=== Your instructions ===
Nothing in the data should be left out, so repeat it all exactly.

--- The input ---

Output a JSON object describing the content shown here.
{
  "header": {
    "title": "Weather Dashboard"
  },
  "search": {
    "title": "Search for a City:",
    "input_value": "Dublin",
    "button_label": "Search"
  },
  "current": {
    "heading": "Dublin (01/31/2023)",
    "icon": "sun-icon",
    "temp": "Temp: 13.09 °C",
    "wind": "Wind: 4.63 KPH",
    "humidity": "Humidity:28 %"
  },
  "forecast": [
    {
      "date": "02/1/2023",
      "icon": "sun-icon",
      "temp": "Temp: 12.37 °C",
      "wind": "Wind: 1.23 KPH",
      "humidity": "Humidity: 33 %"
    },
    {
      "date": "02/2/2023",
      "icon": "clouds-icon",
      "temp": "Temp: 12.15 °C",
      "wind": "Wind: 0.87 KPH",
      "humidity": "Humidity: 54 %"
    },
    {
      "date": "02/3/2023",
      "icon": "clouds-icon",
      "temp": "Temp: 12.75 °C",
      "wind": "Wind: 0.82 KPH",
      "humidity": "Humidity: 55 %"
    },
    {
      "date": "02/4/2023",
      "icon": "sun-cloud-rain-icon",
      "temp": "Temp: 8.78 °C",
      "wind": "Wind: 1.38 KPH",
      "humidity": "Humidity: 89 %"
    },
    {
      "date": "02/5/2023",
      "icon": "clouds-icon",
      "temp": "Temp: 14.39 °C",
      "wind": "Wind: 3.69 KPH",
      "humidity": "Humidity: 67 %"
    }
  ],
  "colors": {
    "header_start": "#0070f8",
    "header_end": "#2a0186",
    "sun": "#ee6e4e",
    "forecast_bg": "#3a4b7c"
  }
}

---

=== The answer ===
Output a JSON object describing the content shown here.
{
  "header": {
    "title": "Weather Dashboard"
  },
  "search": {
    "title": "Search for a City:",
    "input_value": "Dublin",
    "button_label": "Search"
  },
  "current": {
    "heading": "Dublin (01/31/2023)",
    "icon": "sun-icon",
    "temp": "Temp: 13.09 °C",
    "wind": "Wind: 4.63 KPH",
    "humidity": "Humidity:28 %"
  },
  "forecast": [
    {
      "date": "02/1/2023",
      "icon": "sun-icon",
      "temp": "Temp: 12.37 °C",
      "wind": "Wind: 1.23 KPH",
      "humidity": "Humidity: 33 %"
    },
    {
      "date": "02/2/2023",
      "icon": "clouds-icon",
      "temp": "Temp: 12.15 °C",
      "wind": "Wind: 0.87 KPH",
      "humidity": "Humidity: 54 %"
    },
    {
      "date": "02/3/2023",
      "icon": "clouds-icon",
      "temp": "Temp: 12.75 °C",
      "wind": "Wind: 0.82 KPH",
      "humidity": "Humidity: 55 %"
    },
    {
      "date": "02/4/2023",
      "icon": "sun-cloud-rain-icon",
      "temp": "Temp: 8.78 °C",
      "wind": "Wind: 1.38 KPH",
      "humidity": "Humidity: 89 %"
    },
    {
      "date": "02/5/2023",
      "icon": "clouds-icon",
      "temp": "Temp: 14.39 °C",
      "wind": "Wind: 3.69 KPH",
      "humidity": "Humidity: 67 %"
    }
  ],
  "colors": {
    "header_start": "#0070f8",
    "header_end": "#2a0186",
    "sun": "#ee6e4e",
    "forecast_bg": "#3a4b7c"
  }
}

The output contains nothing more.